Many Wall Street observers believe the bull market still has some legs left, and a few bullish analysts note that lack of excitement is a positive development because wild exuberance is often followed by sharp declines. Others note that big gains are probably a thing of the past and are content to see a steady upward trend.
The doomsayers have zoomed in on the housing market despite the fact that April’s statistics showed the first increase in existing-home sales this year. Many commentators acknowledge that the recovery in housing is slow – but that it is steadily moving in the right direction. With the job outlook improving and unemployment claims at seven-year lows, investment gurus believe that housing is on a solid track. Credit has been extremely tight for home buyers, but mortgage lending is becoming easier and home prices remain affordable for first-time buyers.

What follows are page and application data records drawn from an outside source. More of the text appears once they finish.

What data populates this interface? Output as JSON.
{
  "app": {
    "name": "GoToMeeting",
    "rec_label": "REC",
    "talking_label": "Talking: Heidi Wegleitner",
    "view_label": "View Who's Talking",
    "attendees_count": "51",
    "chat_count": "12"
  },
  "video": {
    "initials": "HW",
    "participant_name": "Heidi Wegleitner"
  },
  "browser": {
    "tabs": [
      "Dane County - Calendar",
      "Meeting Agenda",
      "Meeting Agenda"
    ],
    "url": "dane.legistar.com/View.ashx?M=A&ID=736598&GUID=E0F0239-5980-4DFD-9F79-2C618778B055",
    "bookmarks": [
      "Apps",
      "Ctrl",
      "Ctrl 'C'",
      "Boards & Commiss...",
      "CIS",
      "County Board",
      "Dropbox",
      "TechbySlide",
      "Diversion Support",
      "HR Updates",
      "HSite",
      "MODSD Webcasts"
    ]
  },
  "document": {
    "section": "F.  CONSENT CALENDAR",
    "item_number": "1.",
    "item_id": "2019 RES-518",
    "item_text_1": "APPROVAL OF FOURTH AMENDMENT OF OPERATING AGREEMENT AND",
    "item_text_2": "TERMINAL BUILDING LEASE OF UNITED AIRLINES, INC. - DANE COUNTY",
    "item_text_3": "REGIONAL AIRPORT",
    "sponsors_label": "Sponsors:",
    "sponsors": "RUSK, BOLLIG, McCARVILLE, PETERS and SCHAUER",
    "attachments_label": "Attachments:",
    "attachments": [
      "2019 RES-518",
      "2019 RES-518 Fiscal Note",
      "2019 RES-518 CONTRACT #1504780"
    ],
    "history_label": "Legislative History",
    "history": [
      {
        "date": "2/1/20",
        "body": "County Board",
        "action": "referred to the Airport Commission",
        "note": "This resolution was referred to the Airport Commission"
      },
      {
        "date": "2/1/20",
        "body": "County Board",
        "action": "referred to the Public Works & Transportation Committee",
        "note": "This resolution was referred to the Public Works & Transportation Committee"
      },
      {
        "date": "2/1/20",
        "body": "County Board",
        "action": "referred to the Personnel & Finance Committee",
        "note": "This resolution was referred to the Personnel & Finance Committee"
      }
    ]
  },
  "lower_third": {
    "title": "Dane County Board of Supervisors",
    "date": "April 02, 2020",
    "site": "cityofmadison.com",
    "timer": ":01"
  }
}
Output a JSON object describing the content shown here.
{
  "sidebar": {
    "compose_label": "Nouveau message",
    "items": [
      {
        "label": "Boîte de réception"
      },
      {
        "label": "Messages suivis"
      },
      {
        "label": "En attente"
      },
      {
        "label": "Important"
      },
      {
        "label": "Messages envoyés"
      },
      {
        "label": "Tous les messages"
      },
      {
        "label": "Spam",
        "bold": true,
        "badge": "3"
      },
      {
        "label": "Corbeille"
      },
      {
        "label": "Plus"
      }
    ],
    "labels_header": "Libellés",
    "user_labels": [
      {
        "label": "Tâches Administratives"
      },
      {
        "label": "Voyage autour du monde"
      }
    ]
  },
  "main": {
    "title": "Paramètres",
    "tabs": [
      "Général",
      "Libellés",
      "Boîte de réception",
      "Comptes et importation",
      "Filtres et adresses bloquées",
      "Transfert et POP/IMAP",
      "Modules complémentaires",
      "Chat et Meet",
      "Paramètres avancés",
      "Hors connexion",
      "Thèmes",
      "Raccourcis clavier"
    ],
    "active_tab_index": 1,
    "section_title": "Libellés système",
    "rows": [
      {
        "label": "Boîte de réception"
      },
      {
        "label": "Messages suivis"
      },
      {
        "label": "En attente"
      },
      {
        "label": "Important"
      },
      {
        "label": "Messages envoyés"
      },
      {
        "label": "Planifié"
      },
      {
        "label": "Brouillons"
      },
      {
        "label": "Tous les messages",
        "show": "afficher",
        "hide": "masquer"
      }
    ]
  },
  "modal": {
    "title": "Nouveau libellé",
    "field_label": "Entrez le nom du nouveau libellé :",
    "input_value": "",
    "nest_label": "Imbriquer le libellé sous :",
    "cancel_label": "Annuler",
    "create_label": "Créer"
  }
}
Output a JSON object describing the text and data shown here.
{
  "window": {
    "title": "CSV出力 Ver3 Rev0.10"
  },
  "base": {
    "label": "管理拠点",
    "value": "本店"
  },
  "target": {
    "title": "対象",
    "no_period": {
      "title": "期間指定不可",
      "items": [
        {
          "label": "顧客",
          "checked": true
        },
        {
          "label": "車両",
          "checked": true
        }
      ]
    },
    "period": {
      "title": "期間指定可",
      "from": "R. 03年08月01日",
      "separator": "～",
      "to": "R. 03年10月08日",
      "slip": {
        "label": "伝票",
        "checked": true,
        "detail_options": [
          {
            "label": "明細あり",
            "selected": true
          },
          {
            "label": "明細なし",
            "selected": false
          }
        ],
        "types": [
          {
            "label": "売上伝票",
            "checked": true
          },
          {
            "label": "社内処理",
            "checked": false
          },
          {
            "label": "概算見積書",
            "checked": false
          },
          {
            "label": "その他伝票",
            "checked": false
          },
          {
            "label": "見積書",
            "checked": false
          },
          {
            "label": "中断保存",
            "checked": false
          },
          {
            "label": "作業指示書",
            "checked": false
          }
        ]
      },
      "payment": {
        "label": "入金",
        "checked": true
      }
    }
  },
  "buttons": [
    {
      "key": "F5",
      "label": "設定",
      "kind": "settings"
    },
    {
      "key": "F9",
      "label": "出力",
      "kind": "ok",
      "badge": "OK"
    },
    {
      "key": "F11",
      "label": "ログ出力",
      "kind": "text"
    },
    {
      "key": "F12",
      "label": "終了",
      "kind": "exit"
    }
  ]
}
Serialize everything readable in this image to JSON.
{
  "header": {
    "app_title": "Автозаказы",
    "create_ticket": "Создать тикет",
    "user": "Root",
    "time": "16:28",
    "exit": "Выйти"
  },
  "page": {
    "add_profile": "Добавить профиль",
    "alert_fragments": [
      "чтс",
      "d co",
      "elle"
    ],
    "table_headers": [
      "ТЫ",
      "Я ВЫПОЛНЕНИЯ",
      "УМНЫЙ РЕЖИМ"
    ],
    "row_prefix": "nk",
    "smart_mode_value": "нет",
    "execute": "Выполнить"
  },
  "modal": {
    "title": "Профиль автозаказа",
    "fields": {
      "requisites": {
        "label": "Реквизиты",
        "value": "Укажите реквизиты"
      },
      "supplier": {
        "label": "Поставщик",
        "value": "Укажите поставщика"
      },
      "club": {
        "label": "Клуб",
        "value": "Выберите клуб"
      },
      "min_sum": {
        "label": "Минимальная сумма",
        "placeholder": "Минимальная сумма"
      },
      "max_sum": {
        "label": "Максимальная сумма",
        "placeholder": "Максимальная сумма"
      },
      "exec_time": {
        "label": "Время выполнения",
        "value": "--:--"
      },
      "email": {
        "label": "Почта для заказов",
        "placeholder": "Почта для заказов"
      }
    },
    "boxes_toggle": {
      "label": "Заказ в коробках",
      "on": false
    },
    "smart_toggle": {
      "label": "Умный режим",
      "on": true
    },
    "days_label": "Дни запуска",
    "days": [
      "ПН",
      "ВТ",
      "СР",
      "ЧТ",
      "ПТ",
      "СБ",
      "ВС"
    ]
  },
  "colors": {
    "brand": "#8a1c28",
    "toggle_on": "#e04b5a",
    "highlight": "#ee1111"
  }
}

The first months of the year did not provide market analysts with the decisive numbers they had anticipated, largely due to severe weather in the winter months and sluggish earning reports. Solid but moderate economic news failed to dazzle, and some feared the market’s uptick was fueled with hope rather than solid numbers. Overall, the market appears caught between those who see steady moderate growth as a positive and those who want more evidence of greater economic gains.
On the international scene, we’ve seen our share of merchants of doom as well, with some respected economists in U.S. private and public sectors delivering grim prognoses.
The situation is Europe has taken a turn for the better. Bearish analysts looked at the debt crises in Spain, Greece, and Italy and foresaw impending disaster in the Euro-zone that would hobble economic recovery in the United States. However, predictions of the collapse of the Euro were expunged when the European Central Bank vowed to preserve the currency at all costs – and did just that.
Investors who’ve stayed in the market since early 2009 have seen good returns over the past five years. Recent long-term results have offered proof that the slow and steady investment approach prevails over sizzle and flash.
The above commentary is general in nature and not designed to replace the advice of professional tax and investment counselors.